The growth spots.
Value for money, space and quality of life are among the most commonly cited reasons families leave London. With more buyers moving out of the capital – 42% last year compared with 33% in 2013, we look at some of the most attractive areas for those who need to remain within commuting distance.
The hard factors contributing to many moves are clear – a historically low Bank of England base rate, subsequently low mortgage rates and rising inflation. Consequently, some London households are taking advantage of relatively cheap mortgage lending to maximise square footage while they can. Others are no doubt simply looking to reduce their monthly outgoings in response to higher living costs with inflation reaching a six year high.
Proximity to London
Most areas closer to the Greater London boundary come with higher house prices, but buyers eager to keep their commute to a minimum might be pleasantly surprised to discover price growth nearer the capital was slower last year than further afield. Average prices with less than a 45-minute commute into zone 1 rose just 4% in the last 12 months, whereas prices with a travel time of more than an hour rose 7%.
But the average cost of a home is still significantly less the further from the capital you move. The average price of a four-bedroom home 25 miles from zone one is £735,480 compared to £459,540 for a home 70 miles away – 38% less. But there’s an exception with homes within a 20-minute commute of zone one where the average price is only £458,070. These areas tend to be on the edge of the Greater London boundary where fast trains from further afield into London make their last stop before reaching zone one. Areas such as Watford, Slough and Dartford fall into this category.
Small areas soar in price
With nearby countryside and a slower pace of life it’s easy to see the attraction of villages, particularly for those seeking larger properties on bigger plots. In fact, 94,000 households over the previous year had moved out of a city or suburb into the countryside. Prices in villages within commuting distance of London have soared with so many buyers leaving the city. But more limited housing stock is likely to have contributed to some of the price growth in rural areas.
The villages Lenham in Kent and Cressing in Essex had the highest increases in values for four-bedroom properties last year, each surging by 17% year-on-year.Average valuations in Lenham, 57 minutes from zone one, reached £507,375, while prices in Cressing, 56 minutes from zone one, stood at £428,438. Homes in the Bedfordshire village Kempston Hardwick, just more than an hour from London, rose by 16% to £384,200.
The rises compare with marginal increases in value in many areas within a 70-minute train journey from Central London, and decreases by as much as 16%, in Northfleet in Kent. Prices in Northfleet, a town close to Gravesend, fell to £297,211.
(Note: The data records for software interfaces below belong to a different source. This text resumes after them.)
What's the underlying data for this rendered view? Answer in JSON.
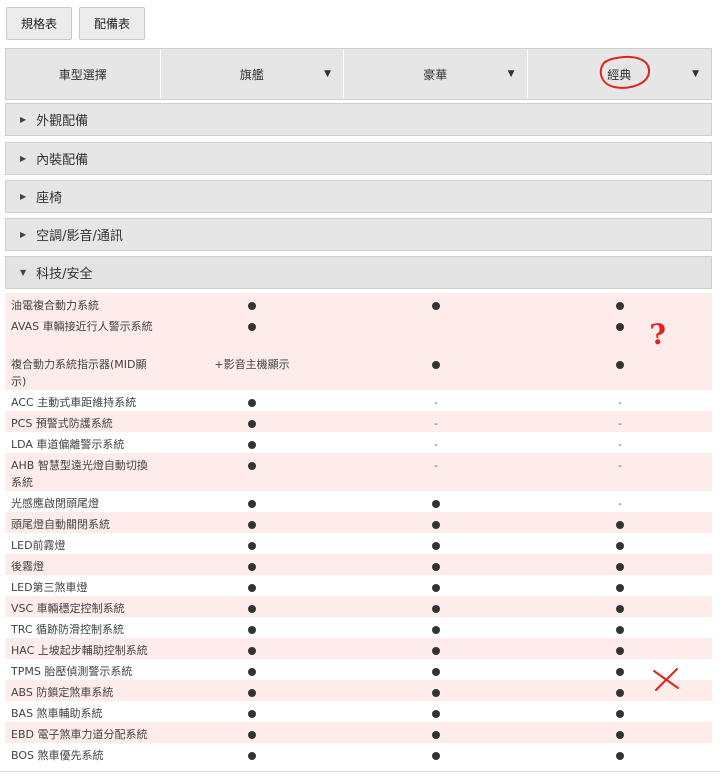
{
  "tabs": [
    "規格表",
    "配備表"
  ],
  "selector": {
    "label": "車型選擇",
    "models": [
      "旗艦",
      "豪華",
      "經典"
    ]
  },
  "sections": [
    "外觀配備",
    "內裝配備",
    "座椅",
    "空調/影音/通訊",
    "科技/安全"
  ],
  "rows": [
    {
      "name": "油電複合動力系統",
      "values": [
        "dot",
        "dot",
        "dot"
      ]
    },
    {
      "name": "AVAS 車輛接近行人警示系統",
      "values": [
        "dot",
        "",
        "dot"
      ]
    },
    {
      "name": "複合動力系統指示器(MID顯示)",
      "values": [
        "+影音主機顯示",
        "dot",
        "dot"
      ]
    },
    {
      "name": "ACC 主動式車距維持系統",
      "values": [
        "dot",
        "-",
        "-"
      ]
    },
    {
      "name": "PCS 預警式防護系統",
      "values": [
        "dot",
        "-",
        "-"
      ]
    },
    {
      "name": "LDA 車道偏離警示系統",
      "values": [
        "dot",
        "-",
        "-"
      ]
    },
    {
      "name": "AHB 智慧型遠光燈自動切換系統",
      "values": [
        "dot",
        "-",
        "-"
      ]
    },
    {
      "name": "光感應啟閉頭尾燈",
      "values": [
        "dot",
        "dot",
        "-"
      ]
    },
    {
      "name": "頭尾燈自動關閉系統",
      "values": [
        "dot",
        "dot",
        "dot"
      ]
    },
    {
      "name": "LED前霧燈",
      "values": [
        "dot",
        "dot",
        "dot"
      ]
    },
    {
      "name": "後霧燈",
      "values": [
        "dot",
        "dot",
        "dot"
      ]
    },
    {
      "name": "LED第三煞車燈",
      "values": [
        "dot",
        "dot",
        "dot"
      ]
    },
    {
      "name": "VSC 車輛穩定控制系統",
      "values": [
        "dot",
        "dot",
        "dot"
      ]
    },
    {
      "name": "TRC 循跡防滑控制系統",
      "values": [
        "dot",
        "dot",
        "dot"
      ]
    },
    {
      "name": "HAC 上坡起步輔助控制系統",
      "values": [
        "dot",
        "dot",
        "dot"
      ]
    },
    {
      "name": "TPMS 胎壓偵測警示系統",
      "values": [
        "dot",
        "dot",
        "dot"
      ]
    },
    {
      "name": "ABS 防鎖定煞車系統",
      "values": [
        "dot",
        "dot",
        "dot"
      ]
    },
    {
      "name": "BAS 煞車輔助系統",
      "values": [
        "dot",
        "dot",
        "dot"
      ]
    },
    {
      "name": "EBD 電子煞車力道分配系統",
      "values": [
        "dot",
        "dot",
        "dot"
      ]
    },
    {
      "name": "BOS 煞車優先系統",
      "values": [
        "dot",
        "dot",
        "dot"
      ]
    }
  ],
  "annotations": {
    "question": "?"
  },
  "colors": {
    "alt_row": "#fdecea",
    "annotation": "#e0241b",
    "panel": "#e6e6e6"
  }
}
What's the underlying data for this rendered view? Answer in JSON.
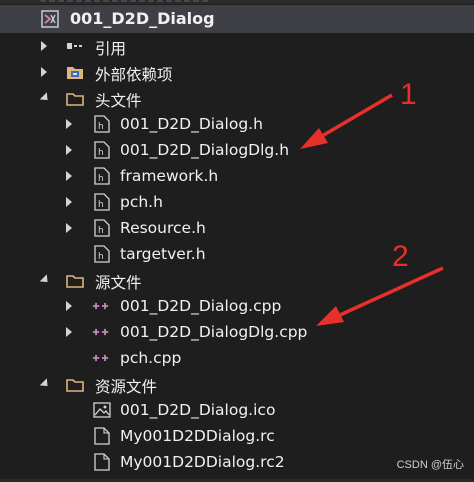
{
  "project": {
    "name": "001_D2D_Dialog"
  },
  "tree": {
    "references": "引用",
    "external_deps": "外部依赖项",
    "header_folder": "头文件",
    "header_files": [
      "001_D2D_Dialog.h",
      "001_D2D_DialogDlg.h",
      "framework.h",
      "pch.h",
      "Resource.h",
      "targetver.h"
    ],
    "source_folder": "源文件",
    "source_files": [
      "001_D2D_Dialog.cpp",
      "001_D2D_DialogDlg.cpp",
      "pch.cpp"
    ],
    "resource_folder": "资源文件",
    "resource_files": [
      "001_D2D_Dialog.ico",
      "My001D2DDialog.rc",
      "My001D2DDialog.rc2"
    ]
  },
  "annotations": [
    "1",
    "2"
  ],
  "watermark": "CSDN @伍心",
  "colors": {
    "arrow": "#e8302a",
    "folder": "#dcb67a",
    "cpp": "#c586c0",
    "selected_bg": "#3f3f46"
  }
}
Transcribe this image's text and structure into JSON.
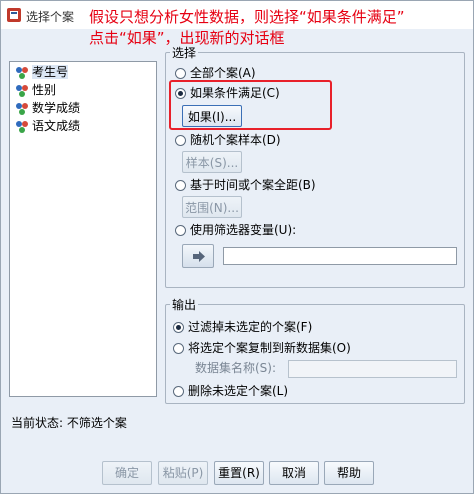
{
  "window": {
    "title": "选择个案"
  },
  "annotation": {
    "line1": "假设只想分析女性数据，则选择“如果条件满足”",
    "line2": "点击“如果”，出现新的对话框"
  },
  "variables": [
    {
      "label": "考生号",
      "icon": "nominal-variable-icon",
      "selected": true
    },
    {
      "label": "性别",
      "icon": "nominal-variable-icon",
      "selected": false
    },
    {
      "label": "数学成绩",
      "icon": "nominal-variable-icon",
      "selected": false
    },
    {
      "label": "语文成绩",
      "icon": "nominal-variable-icon",
      "selected": false
    }
  ],
  "select_group": {
    "legend": "选择",
    "all_cases": "全部个案(A)",
    "if_condition": "如果条件满足(C)",
    "if_button": "如果(I)...",
    "random_sample": "随机个案样本(D)",
    "sample_button": "样本(S)...",
    "range": "基于时间或个案全距(B)",
    "range_button": "范围(N)...",
    "filter_variable": "使用筛选器变量(U):",
    "selected_option": "如果条件满足(C)"
  },
  "output_group": {
    "legend": "输出",
    "filter_out": "过滤掉未选定的个案(F)",
    "copy_to_dataset": "将选定个案复制到新数据集(O)",
    "dataset_name_label": "数据集名称(S):",
    "delete_unselected": "删除未选定个案(L)",
    "selected_option": "过滤掉未选定的个案(F)"
  },
  "status": "当前状态: 不筛选个案",
  "buttons": {
    "ok": "确定",
    "paste": "粘贴(P)",
    "reset": "重置(R)",
    "cancel": "取消",
    "help": "帮助"
  },
  "colors": {
    "annotation": "#e60012",
    "highlight_box": "#e8202a",
    "dialog_bg": "#e9eff7"
  }
}
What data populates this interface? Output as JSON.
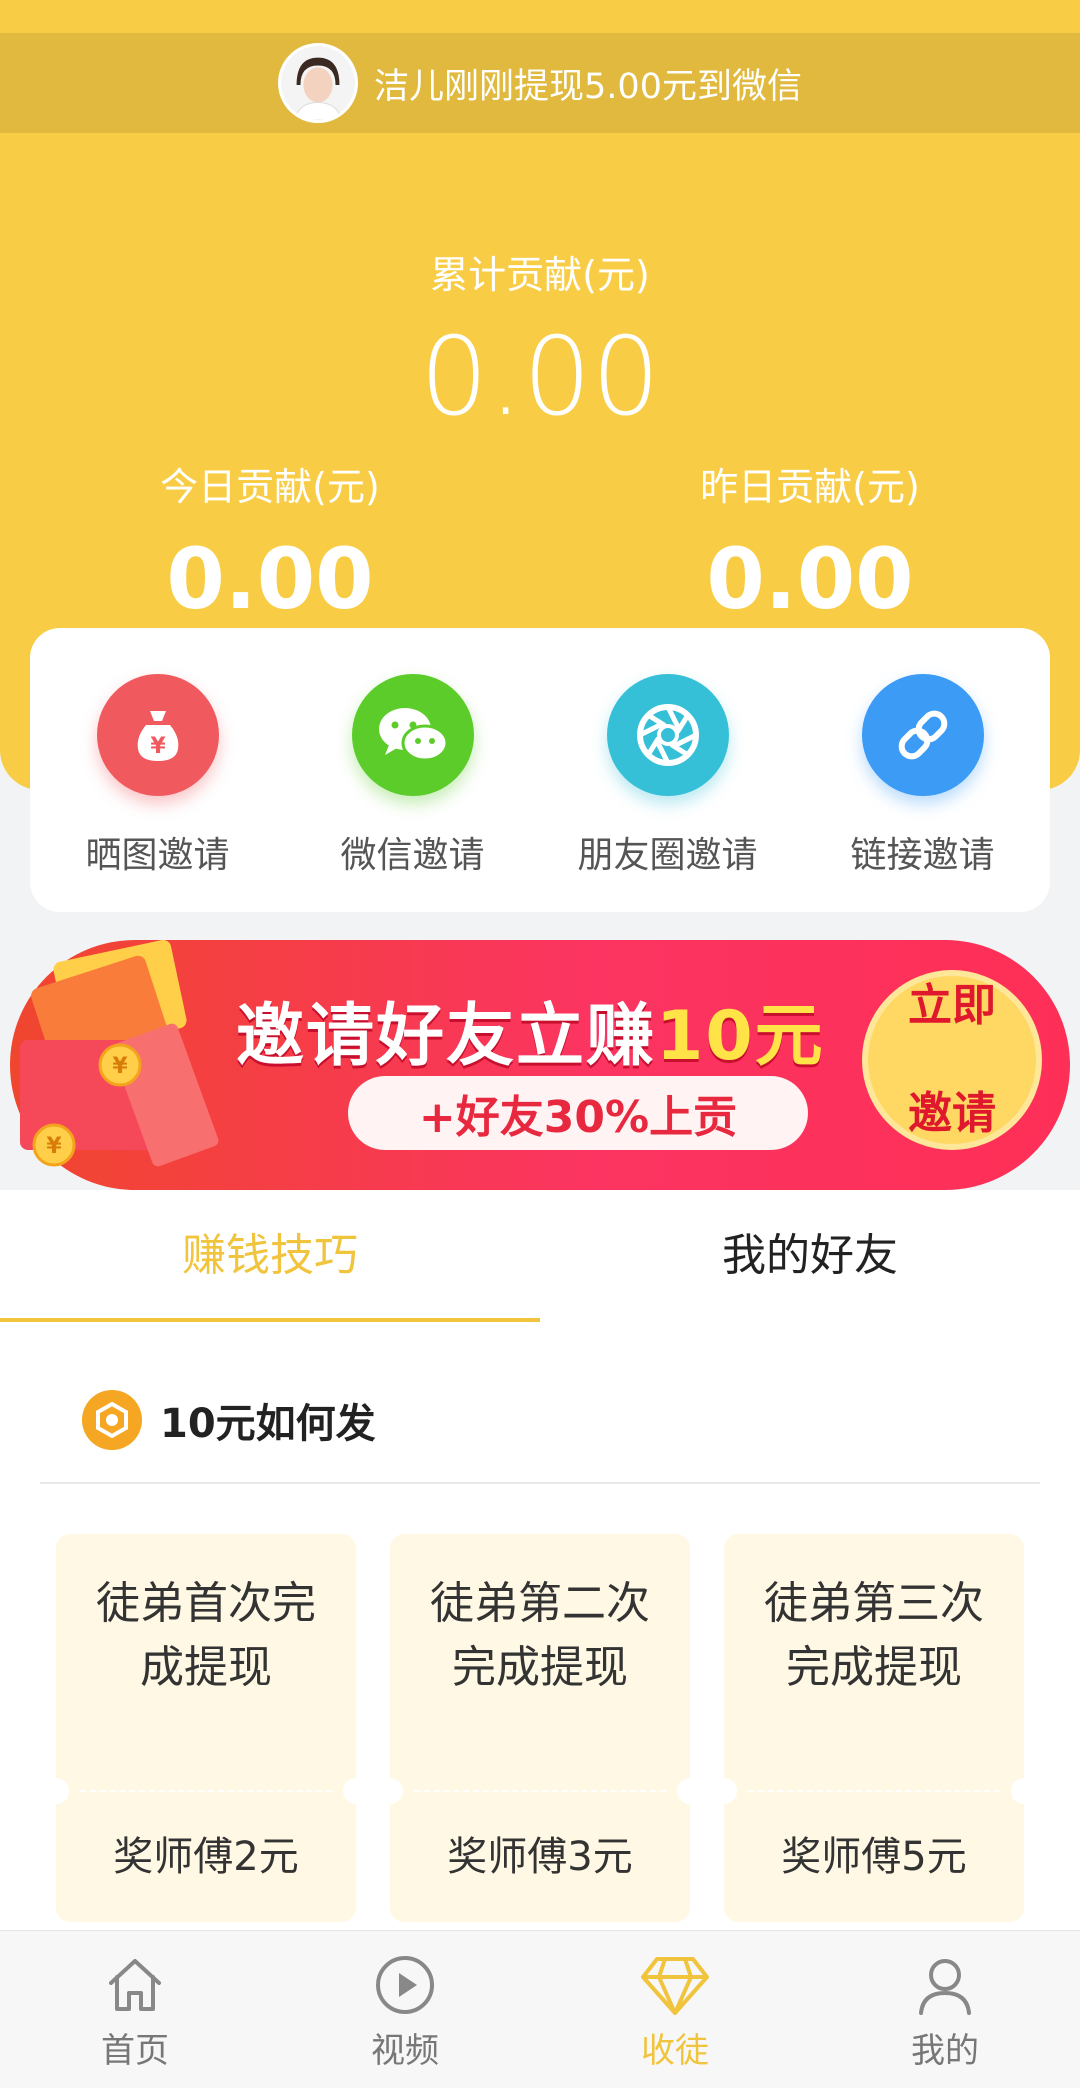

By price brand some of the least expensive homes had the highest year-on-year growth. Homes that sold for between £300,000 and £500,000 last year grew in value by 6%. Increases slow at the half a million mark, to 5% for homes worth up to £700,000, and even further, to 4% in the £700,000 to £800,000 bracket.
But the traditional commuter towns to the West also remain popular. Henley-On-Thames, Maidenhead and Woking where the average price of a 4-bedroom home costs over £750,000 have all seen pries rise over 10% in the last year. Whereas areas such as Esher, Cobham and Oxshott where family homes cost over £1million on average have seen much slower price growth in the last year, with average prices rising just 0.1% compared to 6% growth in homes costing between £400,000 and £500,000.
The true cost
House prices are an important factor when leaving the capital but buyers planning on commuting to London will need to factor in substantial train fares. For instance, annual season tickets commonly cost between £5,000 and £6,000 for passengers travelling about 45 minutes out of London.
Furthermore, cancellations and significant delays to services can add hours to a week’s commute. However, the benefits of moving away are likely to outweigh the negatives for those seeking more choice and a different quality of life outside London.
|Minutes||Average price of a four bed home|
Source: Hamptons Research
Source: Hamptons Research